Read the data below. Every line holding the string "Save" must be copied.

_ _ _ _ _

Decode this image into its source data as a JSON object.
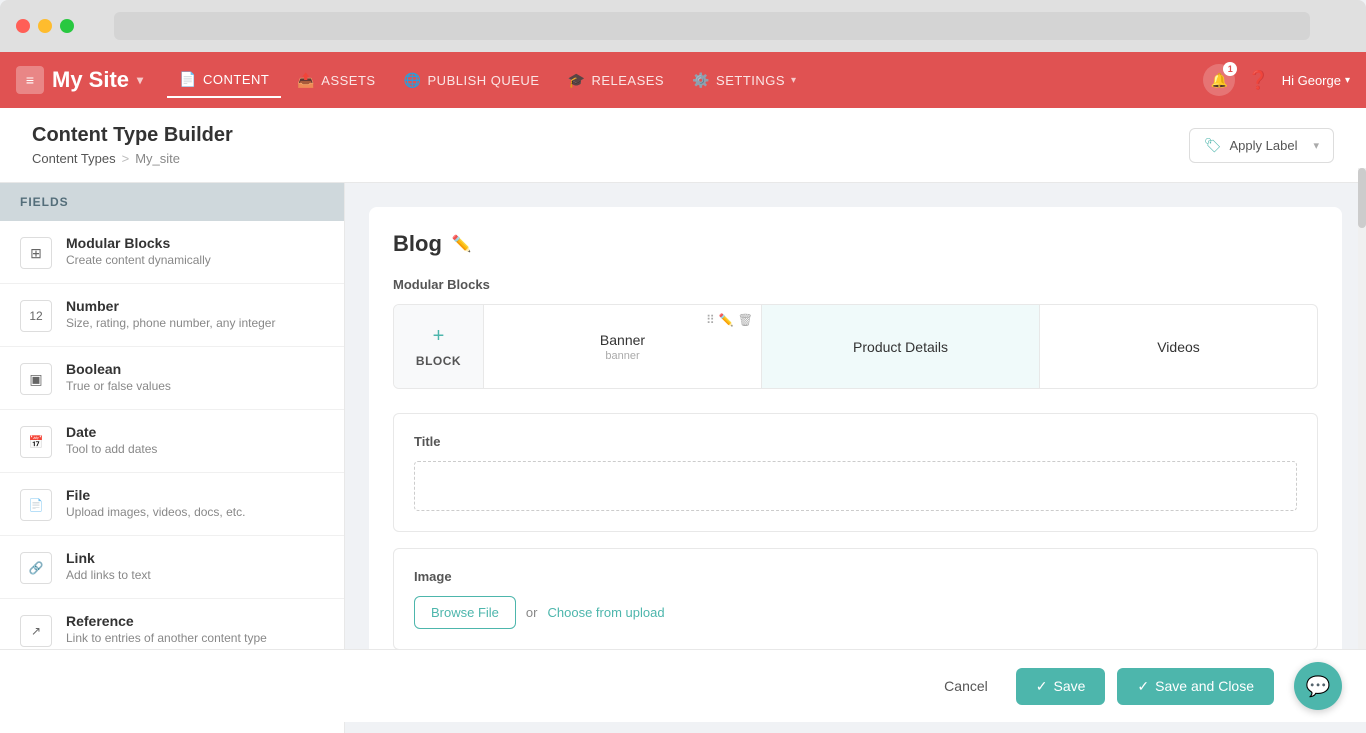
{
  "window": {
    "traffic": [
      "red",
      "yellow",
      "green"
    ]
  },
  "nav": {
    "logo": "My Site",
    "chevron": "▾",
    "items": [
      {
        "label": "CONTENT",
        "icon": "📄",
        "active": true
      },
      {
        "label": "ASSETS",
        "icon": "📤"
      },
      {
        "label": "PUBLISH QUEUE",
        "icon": "🌐"
      },
      {
        "label": "RELEASES",
        "icon": "🎓"
      },
      {
        "label": "SETTINGS",
        "icon": "⚙️",
        "hasChevron": true
      }
    ],
    "bell_count": "1",
    "user": "Hi  George",
    "user_chevron": "▾"
  },
  "page": {
    "title": "Content Type Builder",
    "breadcrumb": {
      "parent": "Content Types",
      "separator": ">",
      "current": "My_site"
    },
    "apply_label": "Apply Label",
    "apply_label_chevron": "▾"
  },
  "sidebar": {
    "header": "FIELDS",
    "items": [
      {
        "name": "Modular Blocks",
        "desc": "Create content dynamically",
        "icon": "⊞"
      },
      {
        "name": "Number",
        "desc": "Size, rating, phone number, any integer",
        "icon": "⊟"
      },
      {
        "name": "Boolean",
        "desc": "True or false values",
        "icon": "▣"
      },
      {
        "name": "Date",
        "desc": "Tool to add dates",
        "icon": "📅"
      },
      {
        "name": "File",
        "desc": "Upload images, videos, docs, etc.",
        "icon": "📄"
      },
      {
        "name": "Link",
        "desc": "Add links to text",
        "icon": "🔗"
      },
      {
        "name": "Reference",
        "desc": "Link to entries of another content type",
        "icon": "↗"
      }
    ]
  },
  "content": {
    "blog_title": "Blog",
    "section_label": "Modular Blocks",
    "blocks": [
      {
        "id": "add",
        "label": "BLOCK",
        "type": "add"
      },
      {
        "id": "banner",
        "label": "Banner",
        "subtitle": "banner",
        "active": false
      },
      {
        "id": "product",
        "label": "Product Details",
        "active": true
      },
      {
        "id": "videos",
        "label": "Videos",
        "active": false
      }
    ],
    "fields": [
      {
        "id": "title",
        "label": "Title",
        "type": "text"
      },
      {
        "id": "image",
        "label": "Image",
        "type": "file",
        "browse_label": "Browse File",
        "or_text": "or",
        "choose_label": "Choose from upload"
      }
    ]
  },
  "footer": {
    "cancel_label": "Cancel",
    "save_label": "Save",
    "save_close_label": "Save and Close",
    "check_icon": "✓"
  }
}
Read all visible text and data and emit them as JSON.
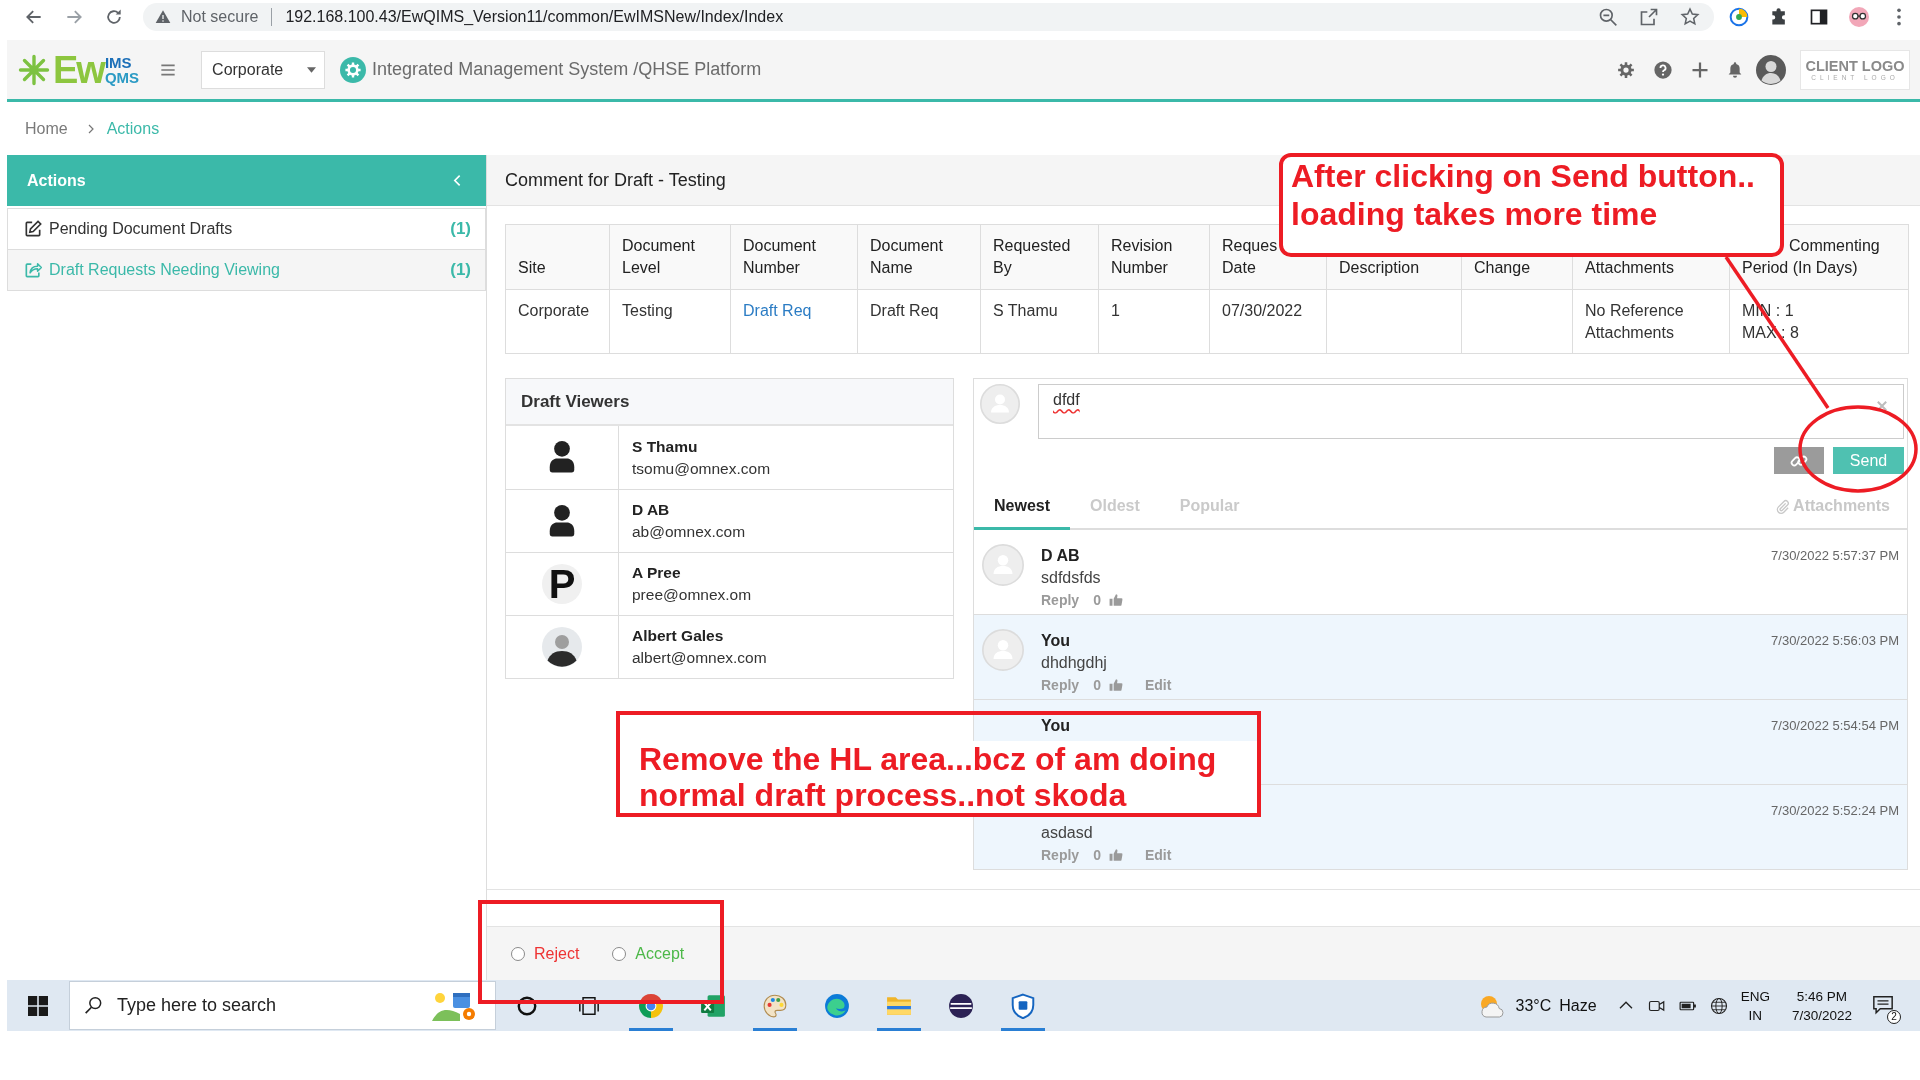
{
  "browser": {
    "security_label": "Not secure",
    "url": "192.168.100.43/EwQIMS_Version11/common/EwIMSNew/Index/Index"
  },
  "header": {
    "logo": {
      "main": "Ew",
      "top": "IMS",
      "bottom": "QMS"
    },
    "site_select": {
      "value": "Corporate"
    },
    "title": "Integrated Management System /QHSE Platform",
    "client_logo": {
      "title": "CLIENT LOGO",
      "subtitle": "CLIENT LOGO"
    }
  },
  "breadcrumb": {
    "items": [
      "Home",
      "Actions"
    ]
  },
  "sidebar": {
    "title": "Actions",
    "items": [
      {
        "kind": "edit",
        "label": "Pending Document Drafts",
        "count": "(1)",
        "selected": false
      },
      {
        "kind": "share",
        "label": "Draft Requests Needing Viewing",
        "count": "(1)",
        "selected": true
      }
    ]
  },
  "panel": {
    "title": "Comment for Draft - Testing",
    "table": {
      "columns": [
        {
          "lines": [
            "Site"
          ]
        },
        {
          "lines": [
            "Document",
            "Level"
          ]
        },
        {
          "lines": [
            "Document",
            "Number"
          ]
        },
        {
          "lines": [
            "Document",
            "Name"
          ]
        },
        {
          "lines": [
            "Requested",
            "By"
          ]
        },
        {
          "lines": [
            "Revision",
            "Number"
          ]
        },
        {
          "lines": [
            "Reques",
            "Date"
          ]
        },
        {
          "lines": [
            "Description"
          ]
        },
        {
          "lines": [
            "Change"
          ]
        },
        {
          "lines": [
            "Attachments"
          ]
        },
        {
          "lines": [
            "Commenting",
            "Period (In Days)"
          ]
        }
      ],
      "rows": [
        [
          {
            "kind": "text",
            "lines": [
              "Corporate"
            ]
          },
          {
            "kind": "text",
            "lines": [
              "Testing"
            ]
          },
          {
            "kind": "link",
            "lines": [
              "Draft Req"
            ]
          },
          {
            "kind": "text",
            "lines": [
              "Draft Req"
            ]
          },
          {
            "kind": "text",
            "lines": [
              "S Thamu"
            ]
          },
          {
            "kind": "text",
            "lines": [
              "1"
            ]
          },
          {
            "kind": "text",
            "lines": [
              "07/30/2022"
            ]
          },
          {
            "kind": "empty"
          },
          {
            "kind": "empty"
          },
          {
            "kind": "text",
            "lines": [
              "No Reference Attachments"
            ]
          },
          {
            "kind": "text",
            "lines": [
              "MIN : 1",
              "MAX : 8"
            ]
          }
        ]
      ]
    },
    "viewers": {
      "title": "Draft Viewers",
      "items": [
        {
          "kind": "silhouette",
          "name": "S Thamu",
          "email": "tsomu@omnex.com"
        },
        {
          "kind": "silhouette",
          "name": "D AB",
          "email": "ab@omnex.com"
        },
        {
          "kind": "initial",
          "initial": "P",
          "name": "A Pree",
          "email": "pree@omnex.om"
        },
        {
          "kind": "photo",
          "name": "Albert Gales",
          "email": "albert@omnex.com"
        }
      ]
    },
    "comments": {
      "composer": {
        "value": "dfdf"
      },
      "send_label": "Send",
      "tabs": [
        {
          "label": "Newest",
          "selected": true
        },
        {
          "label": "Oldest",
          "selected": false
        },
        {
          "label": "Popular",
          "selected": false
        }
      ],
      "attachments_label": "Attachments",
      "items": [
        {
          "avatar": true,
          "author": "D AB",
          "text": "sdfdsfds",
          "reply_label": "Reply",
          "likes": "0",
          "time": "7/30/2022 5:57:37 PM",
          "highlighted": false
        },
        {
          "avatar": true,
          "author": "You",
          "text": "dhdhgdhj",
          "reply_label": "Reply",
          "likes": "0",
          "edit_label": "Edit",
          "time": "7/30/2022 5:56:03 PM",
          "highlighted": true
        },
        {
          "avatar": false,
          "author": "You",
          "time": "7/30/2022 5:54:54 PM",
          "highlighted": true
        },
        {
          "avatar": false,
          "text": "asdasd",
          "reply_label": "Reply",
          "likes": "0",
          "edit_label": "Edit",
          "time": "7/30/2022 5:52:24 PM",
          "highlighted": true
        }
      ]
    }
  },
  "decision": {
    "options": [
      {
        "label": "Reject",
        "checked": false,
        "color": "#ee3333"
      },
      {
        "label": "Accept",
        "checked": false,
        "color": "#4cb848"
      }
    ]
  },
  "taskbar": {
    "search_placeholder": "Type here to search",
    "apps": [
      {
        "kind": "browser",
        "running": true
      },
      {
        "kind": "spreadsheet",
        "running": false
      },
      {
        "kind": "palette",
        "running": true
      },
      {
        "kind": "swirl",
        "running": false
      },
      {
        "kind": "folder",
        "running": true
      },
      {
        "kind": "stripes",
        "running": false
      },
      {
        "kind": "shield",
        "running": true
      }
    ],
    "weather": {
      "temperature": "33°C",
      "condition": "Haze"
    },
    "language": {
      "code": "ENG",
      "region": "IN"
    },
    "clock": {
      "time": "5:46 PM",
      "date": "7/30/2022"
    },
    "notifications": "2"
  },
  "annotations": [
    {
      "kind": "callout",
      "text": "After clicking on Send button.. loading takes more time"
    },
    {
      "kind": "note",
      "text": "Remove the HL area...bcz of am doing normal draft process..not skoda"
    }
  ]
}
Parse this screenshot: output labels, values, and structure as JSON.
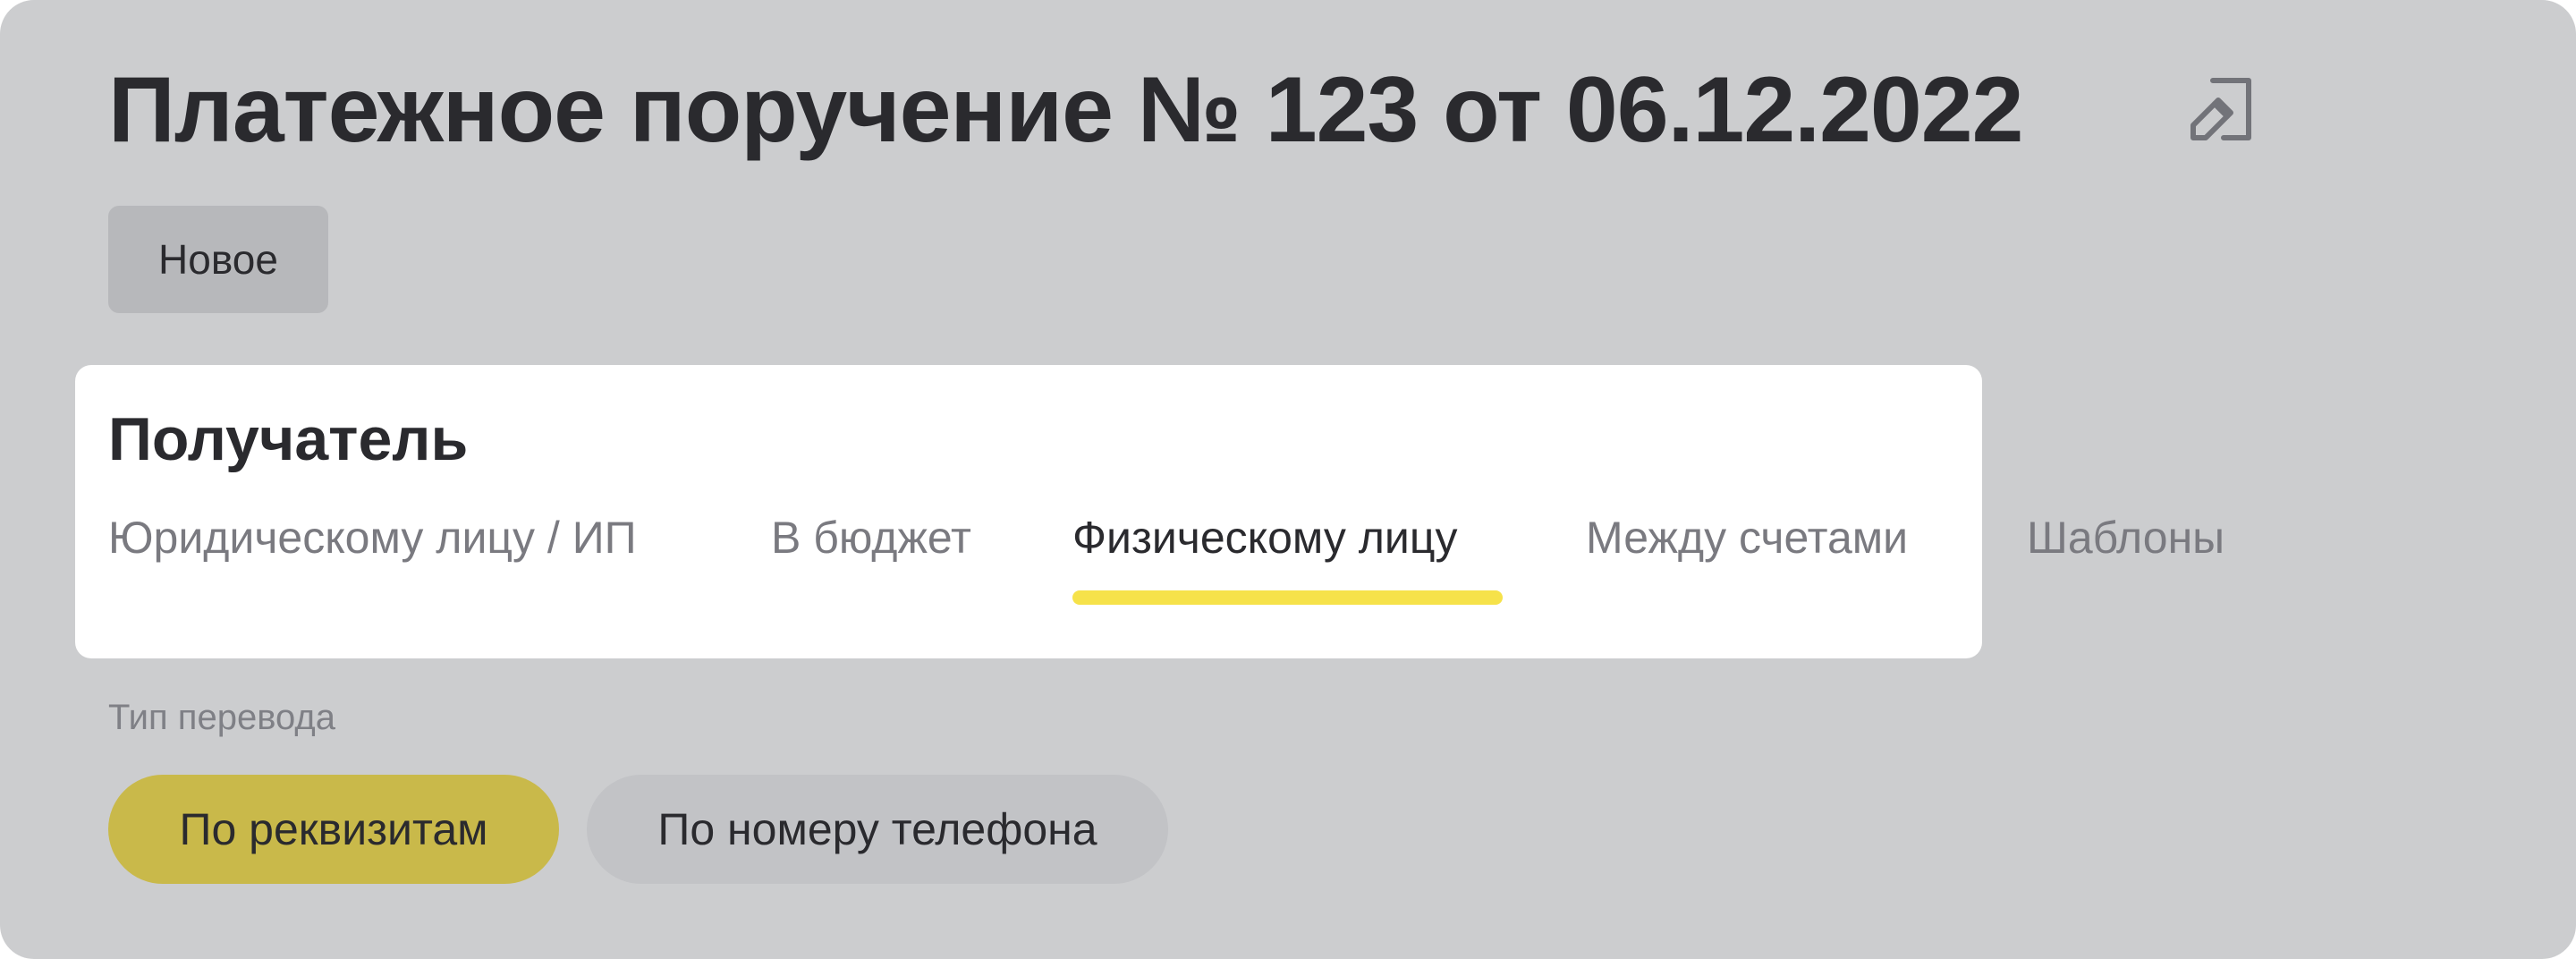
{
  "header": {
    "title": "Платежное поручение № 123 от 06.12.2022",
    "edit_icon": "edit-icon"
  },
  "status": {
    "label": "Новое"
  },
  "recipient": {
    "title": "Получатель",
    "tabs": [
      {
        "label": "Юридическому лицу / ИП",
        "active": false
      },
      {
        "label": "В бюджет",
        "active": false
      },
      {
        "label": "Физическому лицу",
        "active": true
      },
      {
        "label": "Между счетами",
        "active": false
      },
      {
        "label": "Шаблоны",
        "active": false
      }
    ]
  },
  "transfer_type": {
    "label": "Тип перевода",
    "options": [
      {
        "label": "По реквизитам",
        "selected": true
      },
      {
        "label": "По номеру телефона",
        "selected": false
      }
    ]
  },
  "colors": {
    "background": "#cccdcf",
    "card": "#ffffff",
    "accent_underline": "#f6e24a",
    "selected_pill": "#c9b94a",
    "text_primary": "#2a2a2e",
    "text_muted": "#7a7a80"
  }
}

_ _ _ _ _

EXPECTED ANSWER.
    "save_label": "Save",
    "save_close_label": "Save and Close",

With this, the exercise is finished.